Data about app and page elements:
== Segment start ==
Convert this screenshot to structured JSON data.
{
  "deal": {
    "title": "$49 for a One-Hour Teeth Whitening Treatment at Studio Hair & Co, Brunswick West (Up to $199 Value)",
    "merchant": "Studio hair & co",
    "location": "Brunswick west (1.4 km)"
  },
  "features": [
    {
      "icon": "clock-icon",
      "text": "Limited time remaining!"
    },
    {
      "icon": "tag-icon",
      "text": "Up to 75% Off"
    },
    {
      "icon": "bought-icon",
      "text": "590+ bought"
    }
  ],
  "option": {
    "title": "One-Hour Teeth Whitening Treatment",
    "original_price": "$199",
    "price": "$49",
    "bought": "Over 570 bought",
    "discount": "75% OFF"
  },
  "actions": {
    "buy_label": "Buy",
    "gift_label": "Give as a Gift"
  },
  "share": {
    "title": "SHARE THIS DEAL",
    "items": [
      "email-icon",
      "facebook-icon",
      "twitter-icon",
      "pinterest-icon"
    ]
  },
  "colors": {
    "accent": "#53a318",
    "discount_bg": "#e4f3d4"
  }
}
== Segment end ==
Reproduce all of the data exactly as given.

Convert this screenshot to structured JSON data.
{
  "deal": {
    "title": "$49 for a One-Hour Teeth Whitening Treatment at Studio Hair & Co, Brunswick West (Up to $199 Value)",
    "merchant": "Studio hair & co",
    "location": "Brunswick west (1.4 km)"
  },
  "features": [
    {
      "icon": "clock-icon",
      "text": "Limited time remaining!"
    },
    {
      "icon": "tag-icon",
      "text": "Up to 75% Off"
    },
    {
      "icon": "bought-icon",
      "text": "590+ bought"
    }
  ],
  "option": {
    "title": "One-Hour Teeth Whitening Treatment",
    "original_price": "$199",
    "price": "$49",
    "bought": "Over 570 bought",
    "discount": "75% OFF"
  },
  "actions": {
    "buy_label": "Buy",
    "gift_label": "Give as a Gift"
  },
  "share": {
    "title": "SHARE THIS DEAL",
    "items": [
      "email-icon",
      "facebook-icon",
      "twitter-icon",
      "pinterest-icon"
    ]
  },
  "colors": {
    "accent": "#53a318",
    "discount_bg": "#e4f3d4"
  }
}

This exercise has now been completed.